**Work order**: Count the lines below that include "Слой". Only the number should be given.

**The data**:
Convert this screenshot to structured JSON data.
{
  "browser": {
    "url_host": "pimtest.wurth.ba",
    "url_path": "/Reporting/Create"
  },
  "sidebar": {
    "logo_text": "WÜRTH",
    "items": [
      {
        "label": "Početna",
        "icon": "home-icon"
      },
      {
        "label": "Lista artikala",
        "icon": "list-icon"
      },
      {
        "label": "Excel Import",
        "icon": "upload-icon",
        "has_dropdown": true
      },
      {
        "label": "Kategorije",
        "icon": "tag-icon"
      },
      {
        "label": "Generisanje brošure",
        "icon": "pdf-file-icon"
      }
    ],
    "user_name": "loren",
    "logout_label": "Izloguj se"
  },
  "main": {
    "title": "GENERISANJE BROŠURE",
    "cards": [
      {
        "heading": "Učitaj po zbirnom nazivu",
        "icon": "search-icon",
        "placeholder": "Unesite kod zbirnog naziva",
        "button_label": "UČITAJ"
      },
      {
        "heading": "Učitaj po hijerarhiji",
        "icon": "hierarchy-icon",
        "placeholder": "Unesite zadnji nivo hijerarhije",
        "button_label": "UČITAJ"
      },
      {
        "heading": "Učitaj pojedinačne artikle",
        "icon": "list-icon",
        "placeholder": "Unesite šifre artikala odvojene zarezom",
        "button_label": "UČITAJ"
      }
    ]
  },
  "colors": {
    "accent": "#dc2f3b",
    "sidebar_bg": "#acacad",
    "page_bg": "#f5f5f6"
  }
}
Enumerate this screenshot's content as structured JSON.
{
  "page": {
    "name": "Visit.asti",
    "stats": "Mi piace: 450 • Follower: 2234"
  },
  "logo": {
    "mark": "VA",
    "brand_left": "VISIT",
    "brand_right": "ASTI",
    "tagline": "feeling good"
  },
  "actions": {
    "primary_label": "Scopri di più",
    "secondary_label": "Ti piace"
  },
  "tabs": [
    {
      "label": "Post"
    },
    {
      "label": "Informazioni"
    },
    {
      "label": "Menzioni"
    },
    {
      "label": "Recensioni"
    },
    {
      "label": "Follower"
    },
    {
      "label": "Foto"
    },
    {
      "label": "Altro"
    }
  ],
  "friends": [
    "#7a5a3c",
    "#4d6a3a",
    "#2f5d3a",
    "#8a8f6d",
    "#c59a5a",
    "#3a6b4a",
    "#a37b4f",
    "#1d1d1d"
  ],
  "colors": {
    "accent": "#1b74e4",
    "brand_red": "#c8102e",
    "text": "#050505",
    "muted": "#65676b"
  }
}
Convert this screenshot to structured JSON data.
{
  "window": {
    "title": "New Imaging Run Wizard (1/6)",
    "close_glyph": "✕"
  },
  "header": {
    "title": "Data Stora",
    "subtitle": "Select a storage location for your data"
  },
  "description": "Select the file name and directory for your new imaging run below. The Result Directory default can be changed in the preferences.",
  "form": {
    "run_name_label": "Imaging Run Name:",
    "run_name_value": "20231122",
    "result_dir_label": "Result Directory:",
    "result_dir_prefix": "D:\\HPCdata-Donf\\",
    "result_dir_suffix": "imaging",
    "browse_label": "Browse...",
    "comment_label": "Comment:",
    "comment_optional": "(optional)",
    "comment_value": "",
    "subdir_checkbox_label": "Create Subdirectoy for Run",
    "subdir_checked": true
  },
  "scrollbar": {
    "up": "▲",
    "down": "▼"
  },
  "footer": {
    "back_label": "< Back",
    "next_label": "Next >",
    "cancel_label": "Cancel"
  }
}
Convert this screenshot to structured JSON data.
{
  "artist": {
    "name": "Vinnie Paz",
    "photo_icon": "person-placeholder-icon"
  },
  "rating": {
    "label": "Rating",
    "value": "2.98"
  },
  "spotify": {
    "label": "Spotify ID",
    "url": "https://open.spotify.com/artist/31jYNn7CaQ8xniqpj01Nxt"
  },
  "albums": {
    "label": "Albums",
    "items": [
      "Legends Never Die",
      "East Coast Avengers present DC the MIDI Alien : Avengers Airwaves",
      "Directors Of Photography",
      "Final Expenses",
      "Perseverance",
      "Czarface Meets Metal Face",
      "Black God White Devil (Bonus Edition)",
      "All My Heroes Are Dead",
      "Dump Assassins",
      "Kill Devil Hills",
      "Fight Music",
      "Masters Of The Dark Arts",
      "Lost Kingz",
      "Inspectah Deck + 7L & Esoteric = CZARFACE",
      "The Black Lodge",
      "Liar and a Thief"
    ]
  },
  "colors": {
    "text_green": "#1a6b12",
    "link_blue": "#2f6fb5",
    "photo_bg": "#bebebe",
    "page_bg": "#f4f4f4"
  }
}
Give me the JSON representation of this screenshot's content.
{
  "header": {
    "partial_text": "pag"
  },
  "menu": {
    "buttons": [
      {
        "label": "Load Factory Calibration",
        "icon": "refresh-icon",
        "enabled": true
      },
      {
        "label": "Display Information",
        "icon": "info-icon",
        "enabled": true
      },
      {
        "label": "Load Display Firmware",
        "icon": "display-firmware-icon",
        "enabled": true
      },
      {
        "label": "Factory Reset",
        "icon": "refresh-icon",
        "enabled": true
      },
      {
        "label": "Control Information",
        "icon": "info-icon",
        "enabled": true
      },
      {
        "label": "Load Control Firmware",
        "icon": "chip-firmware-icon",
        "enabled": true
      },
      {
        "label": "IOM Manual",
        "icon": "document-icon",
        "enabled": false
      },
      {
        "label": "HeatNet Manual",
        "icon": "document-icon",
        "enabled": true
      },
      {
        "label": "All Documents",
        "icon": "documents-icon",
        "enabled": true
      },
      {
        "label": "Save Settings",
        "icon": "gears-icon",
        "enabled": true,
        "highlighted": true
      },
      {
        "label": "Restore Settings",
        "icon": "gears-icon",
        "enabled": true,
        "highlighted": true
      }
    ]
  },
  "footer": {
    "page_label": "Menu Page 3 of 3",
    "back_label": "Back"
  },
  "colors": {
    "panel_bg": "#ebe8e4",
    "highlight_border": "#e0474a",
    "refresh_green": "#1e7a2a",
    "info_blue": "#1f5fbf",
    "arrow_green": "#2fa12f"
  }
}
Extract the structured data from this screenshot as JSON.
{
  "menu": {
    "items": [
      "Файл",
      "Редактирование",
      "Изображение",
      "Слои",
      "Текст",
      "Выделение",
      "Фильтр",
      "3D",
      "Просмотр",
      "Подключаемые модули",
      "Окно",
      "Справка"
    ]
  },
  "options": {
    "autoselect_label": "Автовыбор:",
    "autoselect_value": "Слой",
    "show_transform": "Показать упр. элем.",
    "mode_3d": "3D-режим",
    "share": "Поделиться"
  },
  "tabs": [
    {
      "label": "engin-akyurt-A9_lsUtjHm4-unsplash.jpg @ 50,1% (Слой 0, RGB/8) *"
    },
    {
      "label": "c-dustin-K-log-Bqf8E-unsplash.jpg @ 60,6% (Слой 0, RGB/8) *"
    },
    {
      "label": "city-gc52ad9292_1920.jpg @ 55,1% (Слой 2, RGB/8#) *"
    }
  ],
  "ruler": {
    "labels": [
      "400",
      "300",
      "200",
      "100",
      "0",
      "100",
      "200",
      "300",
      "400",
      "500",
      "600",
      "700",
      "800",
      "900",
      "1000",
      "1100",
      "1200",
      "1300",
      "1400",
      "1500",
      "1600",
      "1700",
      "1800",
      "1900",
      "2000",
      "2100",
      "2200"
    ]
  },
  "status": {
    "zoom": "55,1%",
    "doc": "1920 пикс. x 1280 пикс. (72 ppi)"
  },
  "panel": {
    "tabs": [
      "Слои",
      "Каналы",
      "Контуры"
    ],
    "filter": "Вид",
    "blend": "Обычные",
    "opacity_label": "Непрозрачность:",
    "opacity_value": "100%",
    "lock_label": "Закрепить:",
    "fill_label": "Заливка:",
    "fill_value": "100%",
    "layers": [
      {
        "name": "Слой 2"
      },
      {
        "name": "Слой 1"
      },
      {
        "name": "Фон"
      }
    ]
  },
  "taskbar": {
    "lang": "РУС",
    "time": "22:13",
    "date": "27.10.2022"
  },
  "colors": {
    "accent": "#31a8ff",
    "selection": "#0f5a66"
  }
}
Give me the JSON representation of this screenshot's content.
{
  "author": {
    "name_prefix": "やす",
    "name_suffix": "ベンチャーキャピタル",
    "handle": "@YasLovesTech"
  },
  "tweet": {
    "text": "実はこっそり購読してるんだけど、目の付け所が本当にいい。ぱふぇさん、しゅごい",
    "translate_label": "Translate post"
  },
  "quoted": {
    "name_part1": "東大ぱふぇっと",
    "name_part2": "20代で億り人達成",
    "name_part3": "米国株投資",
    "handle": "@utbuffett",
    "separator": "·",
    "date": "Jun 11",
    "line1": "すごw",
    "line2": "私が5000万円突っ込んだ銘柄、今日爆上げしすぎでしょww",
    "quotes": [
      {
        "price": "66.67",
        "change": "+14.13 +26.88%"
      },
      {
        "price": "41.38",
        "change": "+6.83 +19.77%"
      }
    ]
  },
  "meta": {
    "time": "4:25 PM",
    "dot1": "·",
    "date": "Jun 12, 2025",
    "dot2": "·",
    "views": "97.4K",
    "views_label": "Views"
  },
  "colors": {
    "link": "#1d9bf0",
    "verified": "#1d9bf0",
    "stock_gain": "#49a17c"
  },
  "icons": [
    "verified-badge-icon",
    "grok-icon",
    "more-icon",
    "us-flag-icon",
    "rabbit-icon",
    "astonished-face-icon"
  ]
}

**Response below**: 6